■ Supplied material
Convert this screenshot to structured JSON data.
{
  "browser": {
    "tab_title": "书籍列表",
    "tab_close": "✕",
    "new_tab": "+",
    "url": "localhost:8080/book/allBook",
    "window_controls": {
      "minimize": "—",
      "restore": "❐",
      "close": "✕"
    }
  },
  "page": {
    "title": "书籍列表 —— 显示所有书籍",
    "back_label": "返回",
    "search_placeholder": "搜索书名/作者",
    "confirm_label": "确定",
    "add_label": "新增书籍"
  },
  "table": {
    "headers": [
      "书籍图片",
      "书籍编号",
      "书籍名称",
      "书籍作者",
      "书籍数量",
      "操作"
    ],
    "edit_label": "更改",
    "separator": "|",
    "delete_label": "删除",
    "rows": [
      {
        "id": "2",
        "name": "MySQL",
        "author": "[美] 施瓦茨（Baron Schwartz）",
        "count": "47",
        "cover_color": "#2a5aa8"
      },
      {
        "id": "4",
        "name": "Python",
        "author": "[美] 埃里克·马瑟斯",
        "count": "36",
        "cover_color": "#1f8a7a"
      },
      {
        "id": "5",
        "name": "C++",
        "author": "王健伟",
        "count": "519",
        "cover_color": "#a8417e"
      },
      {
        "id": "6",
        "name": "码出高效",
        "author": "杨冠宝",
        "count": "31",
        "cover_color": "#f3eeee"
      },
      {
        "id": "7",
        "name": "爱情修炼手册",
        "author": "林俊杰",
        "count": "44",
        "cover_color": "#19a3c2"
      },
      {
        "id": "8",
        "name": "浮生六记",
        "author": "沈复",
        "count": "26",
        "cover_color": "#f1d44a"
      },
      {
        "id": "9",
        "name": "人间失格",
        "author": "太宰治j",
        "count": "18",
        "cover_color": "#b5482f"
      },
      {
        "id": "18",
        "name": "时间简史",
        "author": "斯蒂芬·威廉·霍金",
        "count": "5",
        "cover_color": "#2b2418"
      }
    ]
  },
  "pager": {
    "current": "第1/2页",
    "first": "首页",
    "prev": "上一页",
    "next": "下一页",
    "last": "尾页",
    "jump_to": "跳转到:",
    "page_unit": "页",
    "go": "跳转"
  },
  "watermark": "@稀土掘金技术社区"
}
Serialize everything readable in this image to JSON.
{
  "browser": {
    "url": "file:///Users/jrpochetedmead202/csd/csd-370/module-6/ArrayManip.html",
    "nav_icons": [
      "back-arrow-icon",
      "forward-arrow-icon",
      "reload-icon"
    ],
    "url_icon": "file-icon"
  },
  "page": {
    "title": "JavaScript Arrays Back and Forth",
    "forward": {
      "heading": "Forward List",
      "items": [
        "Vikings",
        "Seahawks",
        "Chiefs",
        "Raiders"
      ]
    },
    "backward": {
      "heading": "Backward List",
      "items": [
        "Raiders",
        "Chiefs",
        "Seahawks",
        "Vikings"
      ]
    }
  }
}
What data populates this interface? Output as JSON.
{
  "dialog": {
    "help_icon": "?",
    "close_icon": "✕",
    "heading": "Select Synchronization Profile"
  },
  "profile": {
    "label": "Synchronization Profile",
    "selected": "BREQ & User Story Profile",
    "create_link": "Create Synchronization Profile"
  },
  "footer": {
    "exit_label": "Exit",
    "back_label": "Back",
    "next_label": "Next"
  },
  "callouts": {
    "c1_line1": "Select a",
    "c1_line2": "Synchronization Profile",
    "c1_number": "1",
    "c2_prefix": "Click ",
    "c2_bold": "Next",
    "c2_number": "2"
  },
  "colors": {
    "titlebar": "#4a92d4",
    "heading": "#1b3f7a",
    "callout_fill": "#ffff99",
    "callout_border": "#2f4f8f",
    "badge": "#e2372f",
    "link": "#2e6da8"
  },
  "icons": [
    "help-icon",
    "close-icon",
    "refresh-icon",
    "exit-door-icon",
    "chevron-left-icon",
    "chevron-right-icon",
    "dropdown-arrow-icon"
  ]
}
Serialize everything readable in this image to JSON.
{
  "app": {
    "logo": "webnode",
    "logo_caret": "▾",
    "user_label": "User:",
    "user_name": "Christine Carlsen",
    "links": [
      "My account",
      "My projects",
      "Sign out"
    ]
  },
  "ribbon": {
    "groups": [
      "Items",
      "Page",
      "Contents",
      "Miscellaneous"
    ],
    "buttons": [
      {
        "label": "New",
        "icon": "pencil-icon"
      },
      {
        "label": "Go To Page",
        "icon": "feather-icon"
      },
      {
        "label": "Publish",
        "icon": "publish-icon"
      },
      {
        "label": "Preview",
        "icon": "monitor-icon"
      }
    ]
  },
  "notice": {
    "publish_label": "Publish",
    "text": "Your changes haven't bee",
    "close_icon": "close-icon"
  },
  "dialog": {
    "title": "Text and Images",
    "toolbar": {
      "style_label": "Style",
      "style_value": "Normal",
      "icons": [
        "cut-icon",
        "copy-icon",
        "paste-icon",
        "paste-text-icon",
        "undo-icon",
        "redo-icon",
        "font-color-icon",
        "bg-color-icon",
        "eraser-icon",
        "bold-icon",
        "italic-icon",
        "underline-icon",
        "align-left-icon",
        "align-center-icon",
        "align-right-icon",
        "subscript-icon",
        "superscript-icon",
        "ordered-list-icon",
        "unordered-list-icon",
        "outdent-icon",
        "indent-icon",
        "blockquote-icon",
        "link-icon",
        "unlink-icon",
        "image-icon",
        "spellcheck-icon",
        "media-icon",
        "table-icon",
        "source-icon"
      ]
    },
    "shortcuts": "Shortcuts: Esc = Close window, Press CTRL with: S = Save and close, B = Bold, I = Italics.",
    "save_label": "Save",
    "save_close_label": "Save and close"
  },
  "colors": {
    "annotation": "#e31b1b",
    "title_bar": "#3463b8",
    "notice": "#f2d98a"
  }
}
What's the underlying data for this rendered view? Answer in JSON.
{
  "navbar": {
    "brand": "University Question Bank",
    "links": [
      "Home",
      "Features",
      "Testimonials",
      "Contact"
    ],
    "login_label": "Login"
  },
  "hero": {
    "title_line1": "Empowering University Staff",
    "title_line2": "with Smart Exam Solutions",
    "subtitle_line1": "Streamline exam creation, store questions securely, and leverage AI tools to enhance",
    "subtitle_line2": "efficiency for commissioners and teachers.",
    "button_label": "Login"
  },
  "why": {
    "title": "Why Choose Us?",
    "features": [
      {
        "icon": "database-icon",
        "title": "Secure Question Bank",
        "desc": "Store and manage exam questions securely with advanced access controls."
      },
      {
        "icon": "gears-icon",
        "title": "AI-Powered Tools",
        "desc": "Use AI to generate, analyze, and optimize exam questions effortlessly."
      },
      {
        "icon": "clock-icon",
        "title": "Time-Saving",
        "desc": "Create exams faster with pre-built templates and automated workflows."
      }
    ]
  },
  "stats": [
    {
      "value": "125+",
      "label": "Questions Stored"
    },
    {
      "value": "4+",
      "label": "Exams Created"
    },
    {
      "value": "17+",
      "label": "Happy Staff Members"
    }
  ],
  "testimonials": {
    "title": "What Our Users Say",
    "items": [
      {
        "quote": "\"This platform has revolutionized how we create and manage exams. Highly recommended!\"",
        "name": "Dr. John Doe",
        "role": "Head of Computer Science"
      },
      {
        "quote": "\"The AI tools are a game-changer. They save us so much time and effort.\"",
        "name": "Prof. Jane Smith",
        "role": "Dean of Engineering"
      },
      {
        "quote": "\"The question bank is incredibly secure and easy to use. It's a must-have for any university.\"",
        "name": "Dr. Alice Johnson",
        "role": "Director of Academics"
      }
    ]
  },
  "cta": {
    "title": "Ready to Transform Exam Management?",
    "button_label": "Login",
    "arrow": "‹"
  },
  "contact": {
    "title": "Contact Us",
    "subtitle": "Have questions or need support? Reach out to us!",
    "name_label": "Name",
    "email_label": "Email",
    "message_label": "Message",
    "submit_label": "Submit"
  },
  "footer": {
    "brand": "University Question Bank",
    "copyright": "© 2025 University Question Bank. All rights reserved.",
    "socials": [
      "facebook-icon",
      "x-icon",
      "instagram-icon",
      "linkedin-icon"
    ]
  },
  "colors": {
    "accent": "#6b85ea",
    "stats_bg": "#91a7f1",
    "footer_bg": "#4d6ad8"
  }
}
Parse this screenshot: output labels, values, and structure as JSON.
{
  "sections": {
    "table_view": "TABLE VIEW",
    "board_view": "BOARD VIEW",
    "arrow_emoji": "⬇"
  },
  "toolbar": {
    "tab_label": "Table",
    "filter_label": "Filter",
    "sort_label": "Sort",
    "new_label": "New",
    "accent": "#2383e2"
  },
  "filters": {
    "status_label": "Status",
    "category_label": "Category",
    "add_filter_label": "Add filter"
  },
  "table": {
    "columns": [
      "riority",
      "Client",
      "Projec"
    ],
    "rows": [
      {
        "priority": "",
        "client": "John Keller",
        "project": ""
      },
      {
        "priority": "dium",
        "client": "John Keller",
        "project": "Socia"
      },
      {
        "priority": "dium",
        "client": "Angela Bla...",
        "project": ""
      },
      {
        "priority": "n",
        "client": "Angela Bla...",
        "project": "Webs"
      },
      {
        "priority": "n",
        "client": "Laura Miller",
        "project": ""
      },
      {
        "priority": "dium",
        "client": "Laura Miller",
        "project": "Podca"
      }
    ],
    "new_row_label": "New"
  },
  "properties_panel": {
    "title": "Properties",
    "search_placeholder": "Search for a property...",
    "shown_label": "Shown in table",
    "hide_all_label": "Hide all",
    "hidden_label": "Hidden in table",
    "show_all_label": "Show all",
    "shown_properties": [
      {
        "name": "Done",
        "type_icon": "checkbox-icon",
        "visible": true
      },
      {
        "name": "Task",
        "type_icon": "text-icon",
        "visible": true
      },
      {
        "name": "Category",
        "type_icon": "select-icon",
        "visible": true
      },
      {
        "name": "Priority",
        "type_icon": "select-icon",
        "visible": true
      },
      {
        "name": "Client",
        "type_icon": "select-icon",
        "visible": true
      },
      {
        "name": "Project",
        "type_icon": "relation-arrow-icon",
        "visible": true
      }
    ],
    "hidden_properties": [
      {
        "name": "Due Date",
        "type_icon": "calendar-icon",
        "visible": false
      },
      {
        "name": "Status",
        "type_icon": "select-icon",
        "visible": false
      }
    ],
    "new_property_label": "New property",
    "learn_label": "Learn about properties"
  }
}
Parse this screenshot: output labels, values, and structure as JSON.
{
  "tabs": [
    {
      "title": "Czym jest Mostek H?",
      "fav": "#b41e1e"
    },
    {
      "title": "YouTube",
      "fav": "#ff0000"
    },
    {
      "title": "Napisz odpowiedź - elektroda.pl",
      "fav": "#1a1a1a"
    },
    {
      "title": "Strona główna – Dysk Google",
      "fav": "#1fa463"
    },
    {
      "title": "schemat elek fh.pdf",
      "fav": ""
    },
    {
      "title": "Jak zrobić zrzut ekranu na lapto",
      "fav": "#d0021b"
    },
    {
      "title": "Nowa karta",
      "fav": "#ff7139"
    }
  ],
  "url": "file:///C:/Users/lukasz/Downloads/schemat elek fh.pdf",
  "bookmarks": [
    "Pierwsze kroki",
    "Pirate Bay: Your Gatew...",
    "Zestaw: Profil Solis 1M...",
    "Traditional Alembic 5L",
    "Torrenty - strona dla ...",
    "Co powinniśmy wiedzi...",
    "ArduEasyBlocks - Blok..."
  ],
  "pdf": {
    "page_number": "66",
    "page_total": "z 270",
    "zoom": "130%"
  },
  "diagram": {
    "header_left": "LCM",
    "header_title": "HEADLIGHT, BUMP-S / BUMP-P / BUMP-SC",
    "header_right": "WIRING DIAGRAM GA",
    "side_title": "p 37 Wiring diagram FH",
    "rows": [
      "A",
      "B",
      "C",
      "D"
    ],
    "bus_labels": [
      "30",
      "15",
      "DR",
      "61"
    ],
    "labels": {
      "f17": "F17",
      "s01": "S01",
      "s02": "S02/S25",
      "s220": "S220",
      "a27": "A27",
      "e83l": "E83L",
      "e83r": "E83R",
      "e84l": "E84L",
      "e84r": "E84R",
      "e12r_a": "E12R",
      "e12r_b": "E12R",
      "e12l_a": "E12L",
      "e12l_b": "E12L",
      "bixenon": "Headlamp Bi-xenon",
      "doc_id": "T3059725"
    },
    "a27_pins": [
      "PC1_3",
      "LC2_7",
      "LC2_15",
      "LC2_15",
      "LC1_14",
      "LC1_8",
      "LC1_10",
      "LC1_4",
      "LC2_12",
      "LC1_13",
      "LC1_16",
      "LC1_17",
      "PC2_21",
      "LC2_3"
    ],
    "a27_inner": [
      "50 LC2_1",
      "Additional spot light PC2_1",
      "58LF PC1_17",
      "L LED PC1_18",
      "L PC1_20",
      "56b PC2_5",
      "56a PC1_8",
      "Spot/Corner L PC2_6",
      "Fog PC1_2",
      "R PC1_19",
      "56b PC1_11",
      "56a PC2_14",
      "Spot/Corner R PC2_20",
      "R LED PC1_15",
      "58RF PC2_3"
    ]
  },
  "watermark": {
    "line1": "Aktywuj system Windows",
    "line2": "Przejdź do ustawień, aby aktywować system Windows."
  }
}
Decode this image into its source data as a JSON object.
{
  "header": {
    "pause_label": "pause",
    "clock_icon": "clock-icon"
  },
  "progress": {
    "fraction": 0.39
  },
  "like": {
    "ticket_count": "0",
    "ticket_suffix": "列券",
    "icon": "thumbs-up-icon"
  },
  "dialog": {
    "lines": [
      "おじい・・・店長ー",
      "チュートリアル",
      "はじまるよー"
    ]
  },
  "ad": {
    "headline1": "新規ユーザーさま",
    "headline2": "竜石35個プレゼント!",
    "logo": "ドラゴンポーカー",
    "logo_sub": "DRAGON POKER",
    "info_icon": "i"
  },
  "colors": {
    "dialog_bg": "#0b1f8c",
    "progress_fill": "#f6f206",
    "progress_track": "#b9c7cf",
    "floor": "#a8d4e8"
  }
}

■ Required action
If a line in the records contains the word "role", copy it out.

■ Result
        "role": "Head of Computer Science"
        "role": "Dean of Engineering"
        "role": "Director of Academics"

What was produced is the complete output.